On the pitching front, the Kernels lost Taylor Rogers before most fans even got to know him. He made three unimpressive starts for the Kernels before being moved on to Fort Myers. Jose Berrios, a supplemental first round draft pick in the 2012 First Year Player Draft and one of the top pitching prospects in the Twins organization, essentially took Rogers’ spot in the Kernels rotation.

The subsequent promotion of Tyler Duffey in early June left a much more significant hole at the top of the Kernels’ rotation. Duffey carried a 2.78 ERA and a 0.943 WHIP through nine starts when he left Cedar Rapids.

Josue Montanez initially worked from the Kernels bullpen after his promotion to Cedar Rapids in June, but has shown some potential since joining the rotation about a month ago.

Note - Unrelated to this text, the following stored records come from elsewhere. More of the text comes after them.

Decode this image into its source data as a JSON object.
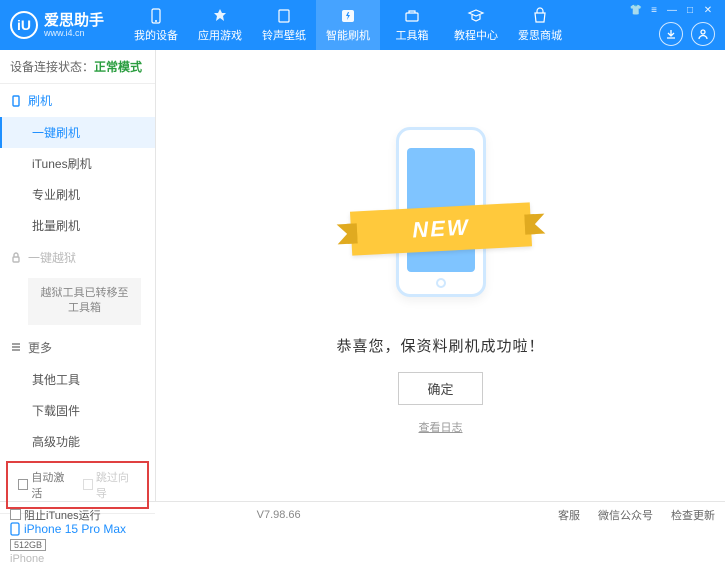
{
  "app": {
    "name": "爱思助手",
    "url": "www.i4.cn",
    "logo_letter": "iU"
  },
  "nav": [
    {
      "label": "我的设备"
    },
    {
      "label": "应用游戏"
    },
    {
      "label": "铃声壁纸"
    },
    {
      "label": "智能刷机",
      "active": true
    },
    {
      "label": "工具箱"
    },
    {
      "label": "教程中心"
    },
    {
      "label": "爱思商城"
    }
  ],
  "status": {
    "label": "设备连接状态：",
    "value": "正常模式"
  },
  "sidebar": {
    "flash_section": "刷机",
    "items_flash": [
      {
        "label": "一键刷机",
        "active": true
      },
      {
        "label": "iTunes刷机"
      },
      {
        "label": "专业刷机"
      },
      {
        "label": "批量刷机"
      }
    ],
    "jailbreak_section": "一键越狱",
    "jailbreak_note": "越狱工具已转移至工具箱",
    "more_section": "更多",
    "items_more": [
      {
        "label": "其他工具"
      },
      {
        "label": "下载固件"
      },
      {
        "label": "高级功能"
      }
    ],
    "auto_activate": "自动激活",
    "skip_guide": "跳过向导"
  },
  "device": {
    "name": "iPhone 15 Pro Max",
    "storage": "512GB",
    "type": "iPhone"
  },
  "main": {
    "ribbon": "NEW",
    "success": "恭喜您，保资料刷机成功啦！",
    "ok": "确定",
    "view_log": "查看日志"
  },
  "footer": {
    "block_itunes": "阻止iTunes运行",
    "version": "V7.98.66",
    "service": "客服",
    "wechat": "微信公众号",
    "update": "检查更新"
  }
}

Perhaps even more critically, the Kernels have seen four important members of their bullpen earn promotions. Matt Tomshaw and Manuel Soliman had contributed a total of 59 innings of work over a combined 30 appearances before they were promoted. Last week, the Twins elevated Steve Gruver and Tyler Jones, who had combined to provide a formidable left-right relief combination late in games.

Reliever Alex Muren has been relatively effective since arriving from extended spring training in early May, and the early returns from more recent additions Madison Boer, Dallas Gallant and Tim Shibuya are encouraging.

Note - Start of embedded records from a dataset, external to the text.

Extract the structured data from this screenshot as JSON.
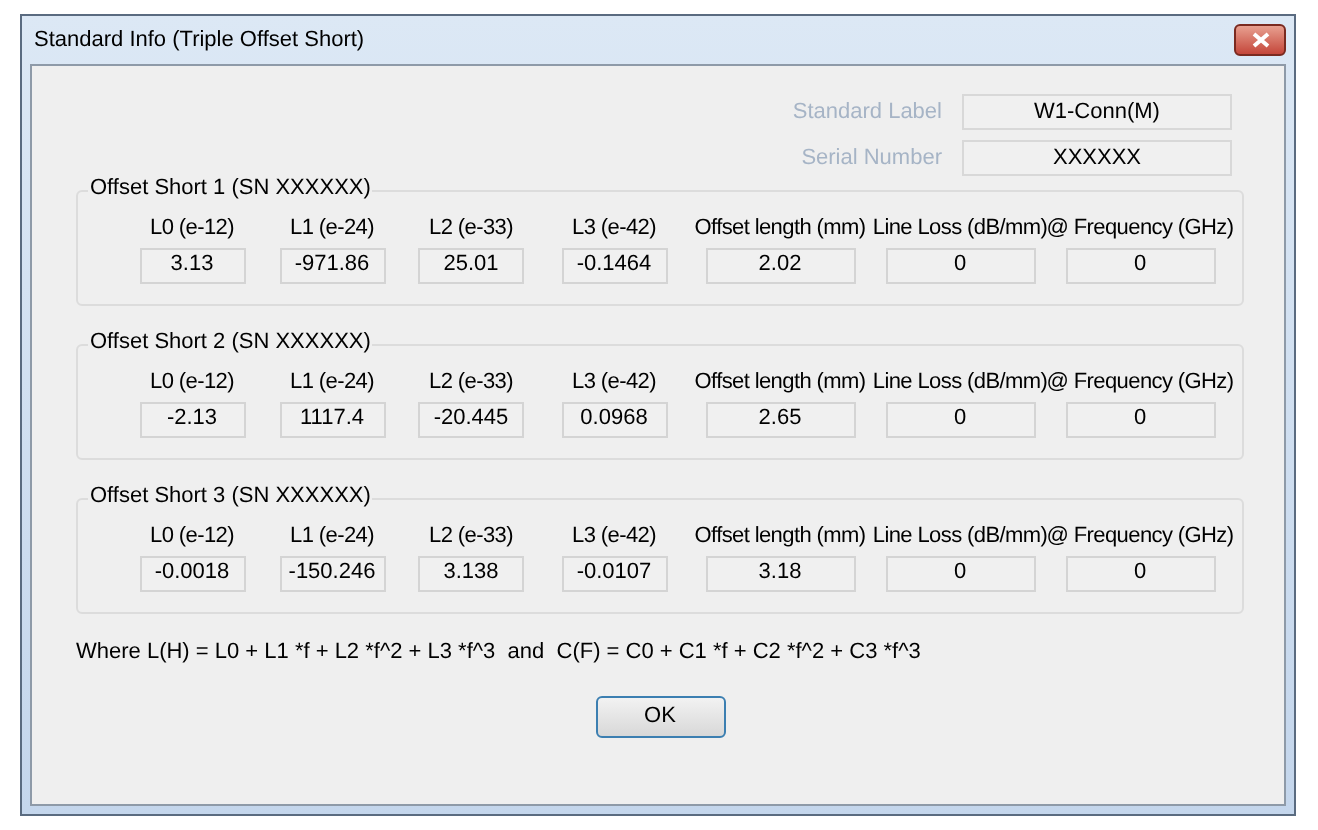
{
  "window": {
    "title": "Standard Info (Triple Offset Short)"
  },
  "info_fields": [
    {
      "label": "Standard Label",
      "value": "W1-Conn(M)",
      "disabled": true
    },
    {
      "label": "Serial Number",
      "value": "XXXXXX",
      "disabled": true
    }
  ],
  "groups": [
    {
      "title": "Offset Short 1 (SN XXXXXX)",
      "fields": [
        {
          "label": "L0 (e-12)",
          "value": "3.13"
        },
        {
          "label": "L1 (e-24)",
          "value": "-971.86"
        },
        {
          "label": "L2 (e-33)",
          "value": "25.01"
        },
        {
          "label": "L3 (e-42)",
          "value": "-0.1464"
        },
        {
          "label": "Offset length (mm)",
          "value": "2.02"
        },
        {
          "label": "Line Loss (dB/mm)",
          "value": "0"
        },
        {
          "label": "@ Frequency (GHz)",
          "value": "0"
        }
      ]
    },
    {
      "title": "Offset Short 2 (SN XXXXXX)",
      "fields": [
        {
          "label": "L0 (e-12)",
          "value": "-2.13"
        },
        {
          "label": "L1 (e-24)",
          "value": "1117.4"
        },
        {
          "label": "L2 (e-33)",
          "value": "-20.445"
        },
        {
          "label": "L3 (e-42)",
          "value": "0.0968"
        },
        {
          "label": "Offset length (mm)",
          "value": "2.65"
        },
        {
          "label": "Line Loss (dB/mm)",
          "value": "0"
        },
        {
          "label": "@ Frequency (GHz)",
          "value": "0"
        }
      ]
    },
    {
      "title": "Offset Short 3 (SN XXXXXX)",
      "fields": [
        {
          "label": "L0 (e-12)",
          "value": "-0.0018"
        },
        {
          "label": "L1 (e-24)",
          "value": "-150.246"
        },
        {
          "label": "L2 (e-33)",
          "value": "3.138"
        },
        {
          "label": "L3 (e-42)",
          "value": "-0.0107"
        },
        {
          "label": "Offset length (mm)",
          "value": "3.18"
        },
        {
          "label": "Line Loss (dB/mm)",
          "value": "0"
        },
        {
          "label": "@ Frequency (GHz)",
          "value": "0"
        }
      ]
    }
  ],
  "formula": "Where L(H) = L0 + L1 *f + L2 *f^2 + L3 *f^3  and  C(F) = C0 + C1 *f + C2 *f^2 + C3 *f^3",
  "buttons": [
    "OK"
  ]
}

But the bottom line in baseball is all about wins and losses.

The Kernels were 44-28, for a .611 winning percentage, with Buxton on the roster. Since his promotion four games in to the second half schedule, the Kernels are 17-9 (.654) and they are leading the MWL West Division by three games over first half champion Beloit.

It’s certainly too soon to know what effect losing the four players promoted a week ago will have on the team’s fortunes. However, the Kernels have won five of the first six games played (all on the road) since Hicks, Williams, Jones and Gruver got their well-deserved promotions.

On Tuesday, the first member of the Twins’ draft class of 2013 was promoted to Cedar Rapids when seventh round pick Brian Gilbert was added to the Kernels’ roster.

Roster turnover is just a fact of life in minor league baseball. When the local team starts out winning a lot of games, it’s probably because a lot of players are performing very well and players that perform very well deserve promotions to the next level in the organization.

One way to measure the strength of an organization is to look at how a minor league team performs after a number of their best players are promoted. If the new players perform well and the team continues winning, that’s a very good sign.

So far, that’s what we’re seeing in Cedar Rapids. That bodes well, this season, for the Kernels and for the Twins in the long run.